The 'new' AB
It had been a music hall with that name since 1931. It was the spot where, for instance, Jacques Brel made his debut. But by the end of the 1960s, the decline was unmissable.
The celebration of the Ancienne Belgique’s 40th birthday this year – with a series of concerts dubbed AB40 – is of course that of the “new” AB. During those four decades, it has become one of the key venues for rock and pop music – in the broadest sense of the word – in all of Europe.
The main hall holds 2,000 people, while the intimate Club space has room for just 280 melomaniacs. The rooms serve a different function, explains Dirk De Clippeleir, who became AB’s general director in 2011.
“A sold out concert in the main hall delivers a profit, whereas” – he waves in the direction of the De Munt – “a sold out opera performance is still not-profitable. The main hall is our economic motor.
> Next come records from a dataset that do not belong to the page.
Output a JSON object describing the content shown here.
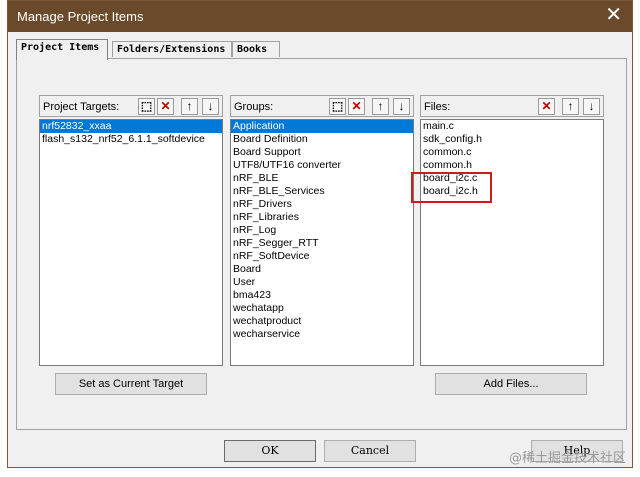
{
  "dialog": {
    "title": "Manage Project Items",
    "close_glyph": "✕"
  },
  "tabs": [
    "Project Items",
    "Folders/Extensions",
    "Books"
  ],
  "project_targets": {
    "label": "Project Targets:",
    "items": [
      "nrf52832_xxaa",
      "flash_s132_nrf52_6.1.1_softdevice"
    ],
    "selected_index": 0,
    "set_current_label": "Set as Current Target"
  },
  "groups": {
    "label": "Groups:",
    "items": [
      "Application",
      "Board Definition",
      "Board Support",
      "UTF8/UTF16 converter",
      "nRF_BLE",
      "nRF_BLE_Services",
      "nRF_Drivers",
      "nRF_Libraries",
      "nRF_Log",
      "nRF_Segger_RTT",
      "nRF_SoftDevice",
      "Board",
      "User",
      "bma423",
      "wechatapp",
      "wechatproduct",
      "wecharservice"
    ],
    "selected_index": 0
  },
  "files": {
    "label": "Files:",
    "items": [
      "main.c",
      "sdk_config.h",
      "common.c",
      "common.h",
      "board_i2c.c",
      "board_i2c.h"
    ],
    "add_label": "Add Files..."
  },
  "toolbar_icons": {
    "new": "new-icon",
    "delete": "delete-icon",
    "up": "move-up-icon",
    "down": "move-down-icon"
  },
  "footer": {
    "ok": "OK",
    "cancel": "Cancel",
    "help": "Help"
  },
  "watermark": "@稀土掘金技术社区",
  "colors": {
    "titlebar": "#6b4a2b",
    "selection": "#0078d7",
    "highlight": "#d11a1a"
  }
}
We get an annual subsidy of €2 million from Flanders, but that covers only 20% of our budget.”
While Flanders expects to see a fair amount of local artists on the stages of AB, there are no quotas. “More than 40% of our concerts are local artists anyway,” explains De Clippeleir. “We also offer a platform to artists whose lyrics are in Dutch. Where else in Brussels could Bart Peeters or Kommil Foo play?”
With the money generated by the main hall, the AB can invest in new projects, like the BRDCST festival or the shows in the Club, which flat out lose money. “We have about 120 clubs shows each year. It’s a place to support young and up-and-coming talent. It’s a matter of principle to pay the artists a decent fee and to keep the ticket prices low.”
When you talk to concert-goers in Brussels, they often complain that tickets have become a lot more expensive in the last decade. De Clippeleir: “Not at the AB. The average ticket price in the main hall is €25 or €26, whereas a decade ago it was €23. So that’s an increase of only 10%.”
There are exceptions. Last year Beck played the AB, and, to break even, the ticket price had to be set at €55. “We has seriously discussions before scheduling this concert,” reveals De Clippeleir. “Beck is an artist who generally plays huge concert halls. Seeing him in the AB is a gift to his fans. They are willing to pay €55, so who are we to prevent them doing so.”
The more expensive ticket prices are usually attached to more classic artists who attract an older audience. “Hip hop concerts are always rather inexpensive, like €18. For young people that’s already perceived as a lot.”
I want it all, and I want it free
He also doesn’t agree with the notion that millennials are more willing to part with money for concerts than for music. “For them, music is like water. One twist of the tap, and it streams freely, for very little money. That’s why €18 for a concert feels expensive to them.”
It’s a constant preoccupation among the AB crew: How can they continue to reach out to young music fans? “They don’t mind spending a lot of money on festivals like Tomorrowland or Pukkelpop, but then they are buying more than music: a weekend out with friends. They perceive music differently than the previous generations.”
“Experience” is a buzzword, but that’s not so easy to sell in a rock and pop hall. “We do our best with small interventions,” says De Clippeleir. “But maybe we’ve become a somewhat old-fashioned format: You pay to attend a concert during for 90 minutes, and you’re not able to do anything else.”
That sounds like an ominous message. “I wouldn’t go that far,” he says, “because our attendance figures are still excellent.”
Last year AB sold 314,621 ticket to nearly 500 events. It was a record number in its venerable history. Last month the institution announced a renovation, complete with a new restaurant and rooftop terrace.
“But in the long run,” he says, “looking ahead 10 or 20 years, we have to come up with new formats. This autumn we are launching a series of concerts in churches, for instance. On Car-Free Sunday, we’ll host concerts on the street. But I’m not convinced that we have already found the perfect setup.”
AB40 kicks off on 21 September with a free night of concerts, curated by Deewee studio and Stroom record label. Every AB40 concert night is curated by a special guest
Photos: Famed DJ Lefto (top) curates AB40 on 13 October; the dudes of Deewee and Stroom (above) on 21 September